We use the word love interchangeably for Pret A Manger sandwiches and the man we marry. And love is what I felt for the James Bond films. It was unconditional.
By the age of 10 I knew the films by heart, and could tell them apart with my eyes closed, literally.
THE NAME IS BOND. JAMES BOND. OR IS IT? 007 IN THE 2000S BY POLINA SIMAKOVA AKA AGRIPPINA DOMANSKI 34THPARALLEL MAGAZINE ISSUE 42
I have been brought up on James Bond movies as much as on Tove Jansson’s Moomin stories, Leonard Cohen’s songs, and my mother’s blackcurrant jam. The James Bond movies were a special point of connection with my father, and all that was masculine.

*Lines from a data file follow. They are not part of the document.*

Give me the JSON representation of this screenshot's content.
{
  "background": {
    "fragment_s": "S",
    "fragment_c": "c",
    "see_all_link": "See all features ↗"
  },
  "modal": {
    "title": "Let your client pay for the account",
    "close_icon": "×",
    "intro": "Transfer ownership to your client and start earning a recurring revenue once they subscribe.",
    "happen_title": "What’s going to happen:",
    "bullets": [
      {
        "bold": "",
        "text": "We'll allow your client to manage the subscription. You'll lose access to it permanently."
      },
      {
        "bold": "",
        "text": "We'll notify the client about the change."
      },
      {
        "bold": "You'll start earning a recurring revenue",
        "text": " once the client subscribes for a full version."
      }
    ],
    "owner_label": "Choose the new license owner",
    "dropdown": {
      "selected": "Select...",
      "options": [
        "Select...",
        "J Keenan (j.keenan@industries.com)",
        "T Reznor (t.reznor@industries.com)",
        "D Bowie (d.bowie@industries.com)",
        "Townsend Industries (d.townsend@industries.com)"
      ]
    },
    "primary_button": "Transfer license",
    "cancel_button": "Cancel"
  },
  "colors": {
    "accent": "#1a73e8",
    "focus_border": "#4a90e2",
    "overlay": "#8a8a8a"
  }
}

I would like to say that my father was an avid cinema fan who went on to introduce me to Hitchcock and Federico Fellini, but he was not. He did watch a lot of movies, in part because he was lonely and in part to relax after work. At that stage my parents were no longer a couple. He didn’t care much what he watched, as far as I can remember, but James Bond in its abundance of action, plot diversity, and humour matched his mood most of the times. I think he would agree with Christoph Waltz that ‘Bond movies [are] practi…